## Records
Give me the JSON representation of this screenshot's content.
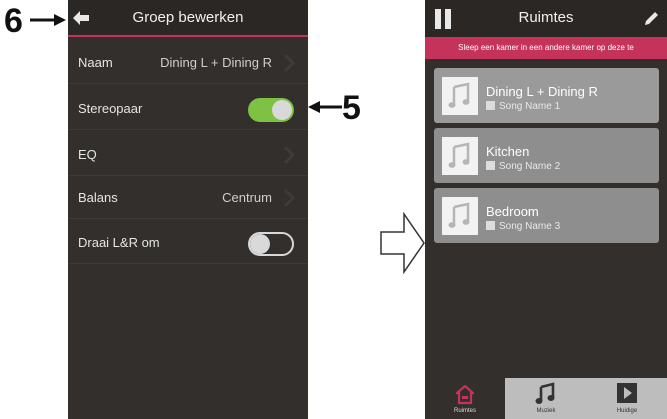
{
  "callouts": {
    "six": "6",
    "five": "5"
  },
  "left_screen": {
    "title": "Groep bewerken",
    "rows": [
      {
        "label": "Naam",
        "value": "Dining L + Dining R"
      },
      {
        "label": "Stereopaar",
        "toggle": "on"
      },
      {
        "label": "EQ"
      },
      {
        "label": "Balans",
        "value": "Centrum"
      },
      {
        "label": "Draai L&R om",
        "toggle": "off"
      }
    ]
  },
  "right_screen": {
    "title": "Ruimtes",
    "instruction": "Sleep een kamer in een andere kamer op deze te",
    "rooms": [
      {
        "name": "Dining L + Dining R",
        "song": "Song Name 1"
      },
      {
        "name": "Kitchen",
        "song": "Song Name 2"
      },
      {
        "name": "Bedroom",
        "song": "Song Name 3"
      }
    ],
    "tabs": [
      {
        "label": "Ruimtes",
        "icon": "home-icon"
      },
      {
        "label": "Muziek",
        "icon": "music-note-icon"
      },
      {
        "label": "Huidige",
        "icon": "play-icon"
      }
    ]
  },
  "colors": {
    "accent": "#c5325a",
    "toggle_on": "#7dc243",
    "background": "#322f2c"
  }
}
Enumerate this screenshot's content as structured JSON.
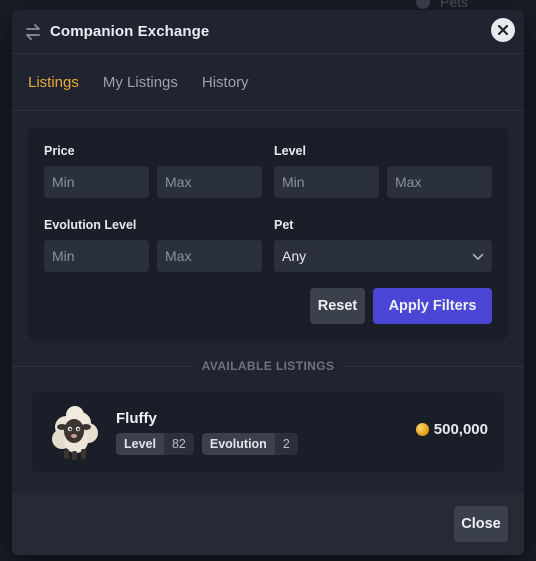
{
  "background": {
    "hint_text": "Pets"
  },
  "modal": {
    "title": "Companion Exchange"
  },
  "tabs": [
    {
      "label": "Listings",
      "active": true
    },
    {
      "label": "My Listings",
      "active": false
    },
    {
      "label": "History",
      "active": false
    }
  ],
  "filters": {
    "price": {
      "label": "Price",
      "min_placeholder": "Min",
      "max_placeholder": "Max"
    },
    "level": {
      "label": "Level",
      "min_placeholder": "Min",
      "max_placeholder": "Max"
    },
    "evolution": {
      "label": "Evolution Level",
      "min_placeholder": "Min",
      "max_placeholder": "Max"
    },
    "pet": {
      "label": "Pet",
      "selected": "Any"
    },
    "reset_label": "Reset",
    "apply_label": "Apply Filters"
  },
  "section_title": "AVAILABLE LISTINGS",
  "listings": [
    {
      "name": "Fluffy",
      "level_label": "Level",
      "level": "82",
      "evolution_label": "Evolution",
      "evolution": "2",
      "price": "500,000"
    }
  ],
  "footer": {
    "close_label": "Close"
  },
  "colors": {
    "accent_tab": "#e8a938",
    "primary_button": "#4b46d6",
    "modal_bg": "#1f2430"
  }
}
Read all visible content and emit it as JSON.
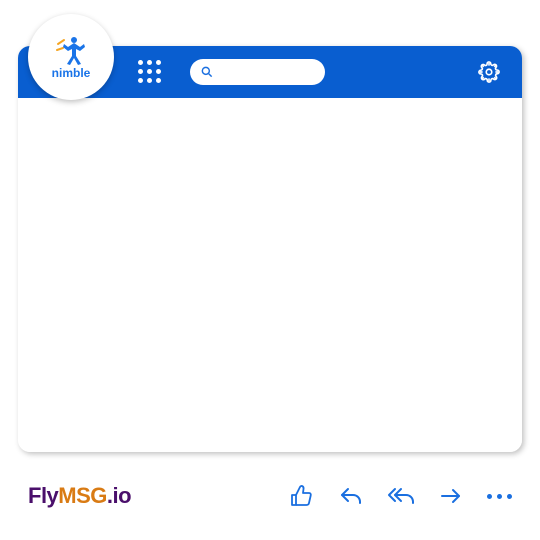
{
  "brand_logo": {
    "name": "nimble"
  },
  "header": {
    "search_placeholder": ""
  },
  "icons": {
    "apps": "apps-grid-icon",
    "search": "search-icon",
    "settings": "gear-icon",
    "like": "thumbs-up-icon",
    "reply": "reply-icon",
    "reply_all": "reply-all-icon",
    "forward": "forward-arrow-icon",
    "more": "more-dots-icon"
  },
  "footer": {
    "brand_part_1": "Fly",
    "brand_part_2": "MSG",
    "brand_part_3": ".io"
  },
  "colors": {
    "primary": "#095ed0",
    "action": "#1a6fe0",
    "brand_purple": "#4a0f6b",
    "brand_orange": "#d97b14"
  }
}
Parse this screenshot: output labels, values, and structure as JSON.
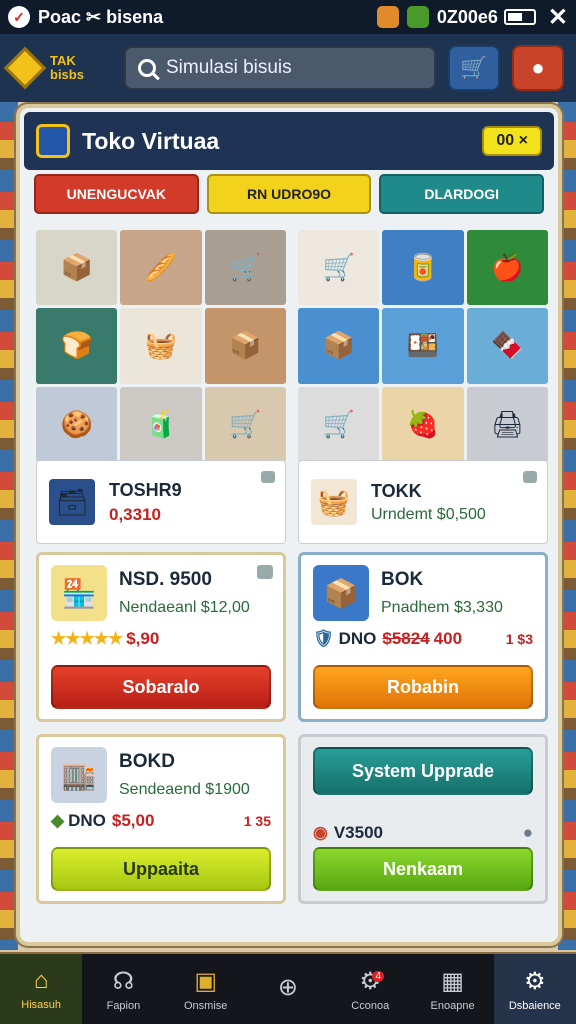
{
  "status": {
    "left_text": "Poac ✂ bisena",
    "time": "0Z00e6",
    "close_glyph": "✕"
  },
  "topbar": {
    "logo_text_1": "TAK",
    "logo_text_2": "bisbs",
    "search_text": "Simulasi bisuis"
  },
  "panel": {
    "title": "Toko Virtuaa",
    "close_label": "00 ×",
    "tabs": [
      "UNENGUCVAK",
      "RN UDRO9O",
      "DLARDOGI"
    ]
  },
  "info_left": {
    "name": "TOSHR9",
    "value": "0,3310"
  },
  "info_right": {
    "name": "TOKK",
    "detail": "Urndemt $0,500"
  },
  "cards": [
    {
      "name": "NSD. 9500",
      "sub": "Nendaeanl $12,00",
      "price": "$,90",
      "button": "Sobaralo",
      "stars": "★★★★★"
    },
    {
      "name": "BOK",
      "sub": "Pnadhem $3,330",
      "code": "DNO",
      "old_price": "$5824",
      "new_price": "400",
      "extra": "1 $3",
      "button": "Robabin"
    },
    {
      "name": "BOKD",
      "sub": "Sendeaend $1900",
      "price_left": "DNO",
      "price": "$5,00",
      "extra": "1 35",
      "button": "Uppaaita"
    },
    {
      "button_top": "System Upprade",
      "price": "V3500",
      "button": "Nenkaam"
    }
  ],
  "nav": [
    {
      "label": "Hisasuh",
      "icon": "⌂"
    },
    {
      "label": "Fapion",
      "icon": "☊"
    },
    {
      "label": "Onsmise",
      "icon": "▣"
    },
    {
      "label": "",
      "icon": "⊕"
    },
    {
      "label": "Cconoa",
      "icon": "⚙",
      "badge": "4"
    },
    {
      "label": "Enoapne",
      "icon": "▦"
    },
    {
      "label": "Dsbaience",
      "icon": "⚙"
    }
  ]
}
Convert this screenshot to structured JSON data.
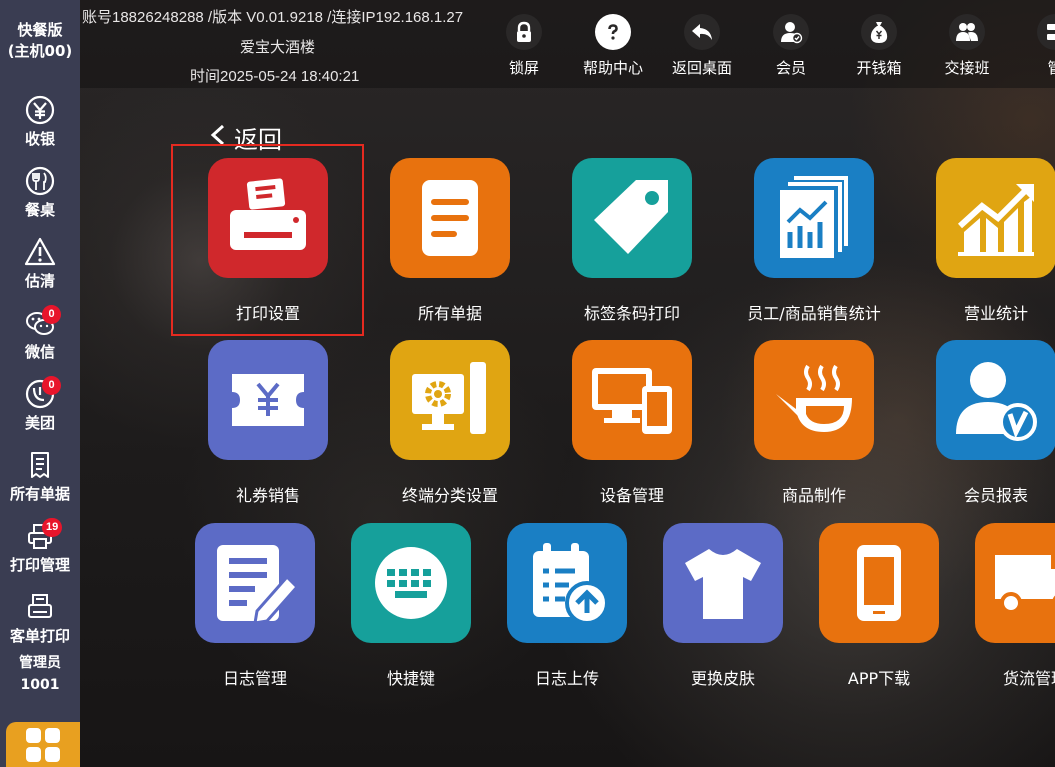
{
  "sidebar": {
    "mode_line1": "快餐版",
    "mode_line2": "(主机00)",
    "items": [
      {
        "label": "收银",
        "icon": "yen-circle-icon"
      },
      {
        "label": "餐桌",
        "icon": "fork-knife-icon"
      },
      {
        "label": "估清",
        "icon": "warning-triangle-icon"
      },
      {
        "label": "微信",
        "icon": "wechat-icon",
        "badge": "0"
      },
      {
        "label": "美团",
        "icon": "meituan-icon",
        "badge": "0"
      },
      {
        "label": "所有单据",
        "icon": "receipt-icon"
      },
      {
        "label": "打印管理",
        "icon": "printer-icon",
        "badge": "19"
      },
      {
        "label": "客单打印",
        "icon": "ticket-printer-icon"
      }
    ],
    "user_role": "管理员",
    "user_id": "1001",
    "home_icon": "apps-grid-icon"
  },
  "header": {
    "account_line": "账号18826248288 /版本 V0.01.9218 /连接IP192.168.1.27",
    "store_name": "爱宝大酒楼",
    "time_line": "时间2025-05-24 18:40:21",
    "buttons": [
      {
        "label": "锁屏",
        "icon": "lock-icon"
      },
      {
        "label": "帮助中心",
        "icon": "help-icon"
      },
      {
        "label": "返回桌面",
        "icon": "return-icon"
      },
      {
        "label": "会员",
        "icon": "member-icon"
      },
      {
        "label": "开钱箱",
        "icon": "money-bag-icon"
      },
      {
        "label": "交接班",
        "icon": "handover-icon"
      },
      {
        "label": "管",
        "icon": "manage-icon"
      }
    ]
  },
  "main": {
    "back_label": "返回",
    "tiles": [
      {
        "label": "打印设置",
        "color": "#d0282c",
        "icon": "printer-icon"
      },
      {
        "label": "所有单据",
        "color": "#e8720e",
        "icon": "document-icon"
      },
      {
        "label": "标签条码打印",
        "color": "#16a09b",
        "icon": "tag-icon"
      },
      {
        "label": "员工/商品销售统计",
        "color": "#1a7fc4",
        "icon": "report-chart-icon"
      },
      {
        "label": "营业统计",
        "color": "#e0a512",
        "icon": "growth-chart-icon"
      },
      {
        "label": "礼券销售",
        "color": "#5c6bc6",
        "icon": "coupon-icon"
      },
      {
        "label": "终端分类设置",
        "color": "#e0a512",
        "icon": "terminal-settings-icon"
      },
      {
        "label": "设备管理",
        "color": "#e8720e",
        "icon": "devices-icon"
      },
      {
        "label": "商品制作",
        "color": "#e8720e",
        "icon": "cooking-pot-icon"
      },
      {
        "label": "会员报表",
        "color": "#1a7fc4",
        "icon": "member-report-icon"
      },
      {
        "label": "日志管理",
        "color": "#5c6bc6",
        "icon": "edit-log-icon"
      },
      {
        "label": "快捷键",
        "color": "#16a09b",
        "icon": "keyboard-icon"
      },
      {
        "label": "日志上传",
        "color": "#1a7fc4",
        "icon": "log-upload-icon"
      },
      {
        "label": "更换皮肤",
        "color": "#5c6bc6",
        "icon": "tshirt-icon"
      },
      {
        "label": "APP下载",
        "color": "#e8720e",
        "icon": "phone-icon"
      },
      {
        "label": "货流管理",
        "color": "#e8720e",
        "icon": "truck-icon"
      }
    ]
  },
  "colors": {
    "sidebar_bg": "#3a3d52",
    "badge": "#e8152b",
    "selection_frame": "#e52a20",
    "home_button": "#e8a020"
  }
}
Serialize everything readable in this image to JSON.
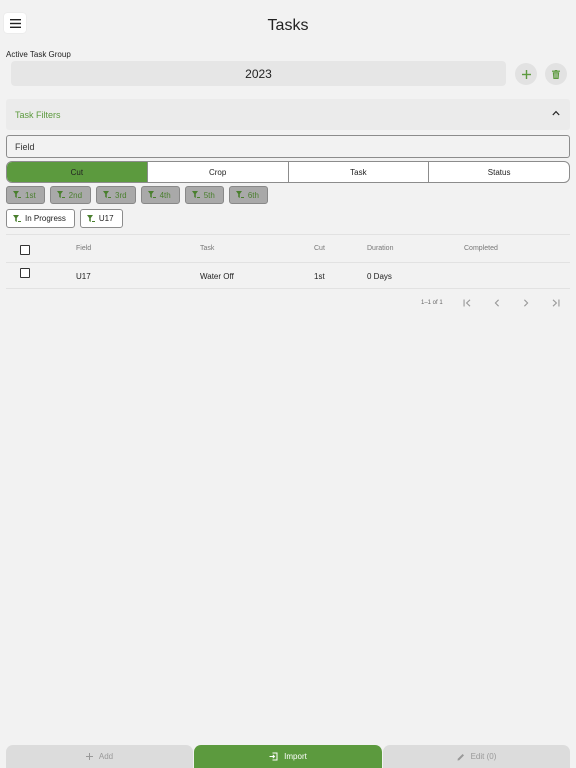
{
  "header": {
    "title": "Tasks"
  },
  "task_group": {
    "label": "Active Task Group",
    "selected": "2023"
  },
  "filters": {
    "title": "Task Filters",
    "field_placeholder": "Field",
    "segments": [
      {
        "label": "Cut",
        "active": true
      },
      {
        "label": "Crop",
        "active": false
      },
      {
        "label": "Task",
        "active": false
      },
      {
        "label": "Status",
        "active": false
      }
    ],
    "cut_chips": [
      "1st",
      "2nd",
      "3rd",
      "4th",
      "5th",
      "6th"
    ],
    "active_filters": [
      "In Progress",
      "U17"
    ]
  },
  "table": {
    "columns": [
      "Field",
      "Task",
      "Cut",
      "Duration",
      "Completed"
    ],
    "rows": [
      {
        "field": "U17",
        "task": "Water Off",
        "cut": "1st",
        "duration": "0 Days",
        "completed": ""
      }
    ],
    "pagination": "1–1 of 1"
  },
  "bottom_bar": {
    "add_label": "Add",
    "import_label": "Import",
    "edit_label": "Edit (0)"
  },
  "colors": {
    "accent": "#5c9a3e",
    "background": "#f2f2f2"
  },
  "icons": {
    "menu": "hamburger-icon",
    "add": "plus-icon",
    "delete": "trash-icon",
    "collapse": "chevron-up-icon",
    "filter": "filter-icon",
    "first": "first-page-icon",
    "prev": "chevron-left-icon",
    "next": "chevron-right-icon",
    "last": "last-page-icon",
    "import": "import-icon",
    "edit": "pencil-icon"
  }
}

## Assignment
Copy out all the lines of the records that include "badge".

## Solution to this task
      "badge": "4"
        "badge": "0"
        "badge": "0"
        "badge": "19"
    "badge": "#e8152b",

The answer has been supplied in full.